Wednesday, July 18, 2012

Applying the Agile Canonical Form to write Performance Goals

In most companies, employees have to do some level of performance management. This typically involves each person writing performance goals. For those of you in companies that are adopting Agile (or even if you are not), as you think about your performance goals, one of the things to consider is applying the Agile story writing canonical form as the approach to writing goal statements.

For those of you unfamiliar with the canonical form, it is a language construct that many in the Agile community use to document their requirements (aka, user stories). This includes the role (aka, persona or actor) you are playing, your action, and the business benefit.

In many cases, each of us has a primary role we play within an organization. However, we may also have secondary roles that we play. The canonical construct includes the role so the roles you are playing in your organization or your product team can be effectively added. This may help in describing your goal more effectively.
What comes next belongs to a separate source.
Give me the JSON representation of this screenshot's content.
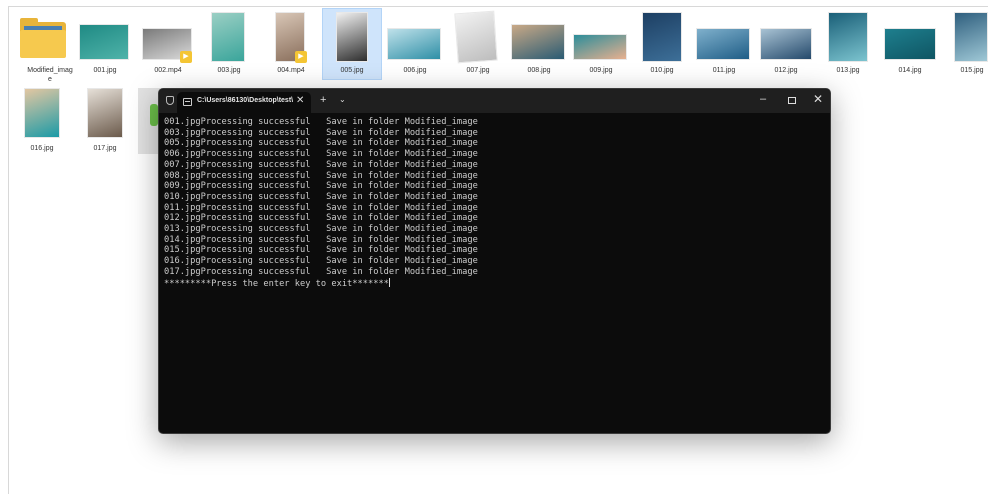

For example:

• As a Scrum Team Member, I will size the work using story points with the team during Sprint Planning, so that we gain team buy-in for scope and size of the story

 • As a ScrumMaster, I will exemplify Servant Leader attributes (and not command-and-control attributes) in order to help my team become self-organized

 • As a Product Owner, I will continuously groom and prioritize the Product Backlog so that the Scrum Team has a solid list of stories in which to work through

 • As an Agile Coach, I will coach and mentor the product team so they can adopt effective Agile methods

 • As an Agile Educator, I will ensure effective Agile instructor-led training is occurring throughout the company

Once you have the performance goal written in this form, then you can list the tangible tasks that make up the goal underneath.  You may consider this another interesting way to use the canonical form (which is usually meant to describe User Stories within an Agile context) for other benefits.

In summary, it is a good idea within a performance goal to identify the role you will play in relation to that goal, what is the action you expect to complete, and why you plan to do that action (aka, business benefit).  Using the canonical form can be an effective way to articulate the performance goal.